The few models from this period really marked a progression from the 1960s drums, in both sound and style. Sets from this period were given numbers – B111 (20, 12, 14), B202 (20, 13, 16), B303 (20, 12, 14, 16) and B707 (double bass drums).
While the 1960s and later 1970s shells were typically birch, drums from the early 1970s were mostly made of three-ply African mahogany. Producing an approximately 20% increase in low frequency resonance over maple drums, the perceived tone is much warmer.
All drums were cut with 45 degree bearing edges, featuring beech re-enforcement hoops (or glue rings). The shells were primarily international sized, although some sets typically had a pre- international sized floor tom where surplus shells were used up to complete sets.
The toms featured single sleek, self-aligning flush braced lugs placing no strain on the shell. Slot head rods with only a 6mm thread, meant the rods disappeared into the lug inserts leaving just the smooth shank of the rod visible, a lovely design touch that Premier kept for years but has sadly been lost on modern drums.
The tom mounts on these sets varied; some tom arms disappeared into both shells, some only one shell and some were fitted shell to shell (see pictures). The floor toms moved from 10 to 8 lugs and featured ‘Lock tight’ floor tom legs, a vast improvement to the spring loaded mounts from the 60s. All toms were fitted with ‘Tone Control’ dampers and streamlined die cast hoops, a sleeker shape than the earlier ‘beer barrel’ design.
The bass drums featured disappearing spurs, but with a sleeker design to their single lever tension rods.
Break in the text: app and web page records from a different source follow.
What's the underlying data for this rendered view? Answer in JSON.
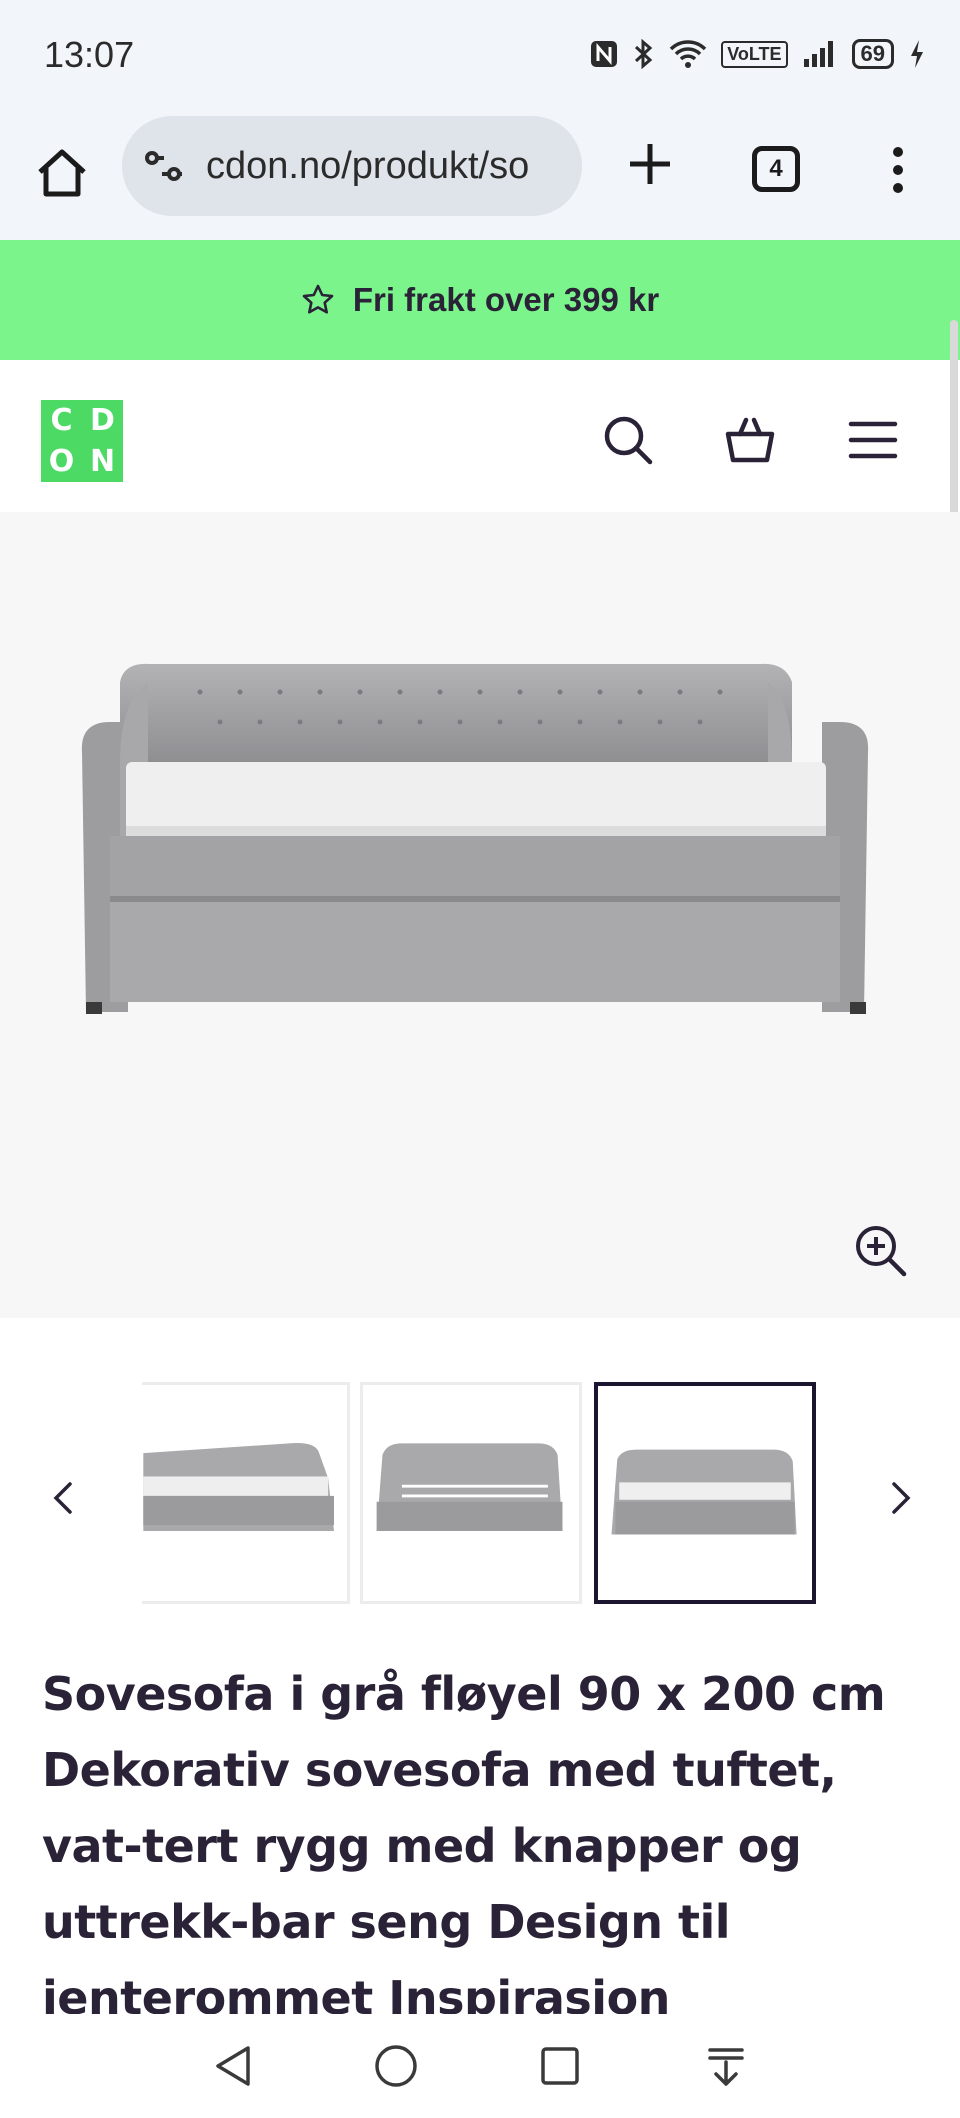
{
  "status_bar": {
    "time": "13:07",
    "icons": [
      "nfc-icon",
      "bluetooth-icon",
      "wifi-icon",
      "volte-icon",
      "signal-icon",
      "battery-icon",
      "charging-icon"
    ],
    "volte_label": "VoLTE",
    "battery_level": "69"
  },
  "browser": {
    "url": "cdon.no/produkt/so",
    "tab_count": "4"
  },
  "promo": {
    "text": "Fri frakt over 399 kr",
    "color": "#7bf58b"
  },
  "site_header": {
    "logo_letters": [
      "C",
      "D",
      "O",
      "N"
    ],
    "logo_color": "#4cd964",
    "icons": [
      "search-icon",
      "basket-icon",
      "hamburger-menu-icon"
    ]
  },
  "product": {
    "title": "Sovesofa i grå fløyel 90 x 200 cm Dekorativ sovesofa med tuftet, vat-tert rygg med knapper og uttrekk-bar seng Design til jenterommet Inspirasjon",
    "thumbnails": [
      "thumbnail-1",
      "thumbnail-2",
      "thumbnail-3"
    ],
    "active_thumbnail": 3
  },
  "nav_bar": {
    "icons": [
      "back-triangle-icon",
      "home-circle-icon",
      "recents-square-icon",
      "download-arrow-icon"
    ]
  }
}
Sets left the Leicestershire factory in with a felt strip on each bass drum head.
Kits either came with the Hi-Fi snare drum (available in wood or metal, with a traditional strainer, most common in the brushed chrome finish) or the 2000 model (metal shell with parallel action ‘flobeam’ strainer). New colours and finishes were introduced, replacing the glitters and pearls of the previous decade – blue, grey and aquamarine shimmers; oyster; golden sun; Silver Star.
Unequalled, hand finished Chromium plated hardware accompanied these sets with the new ‘Lokfast’ stands and often a set of ‘5 Star Super Zyn’ cymbals.
Copyright Nick Hopkin 2014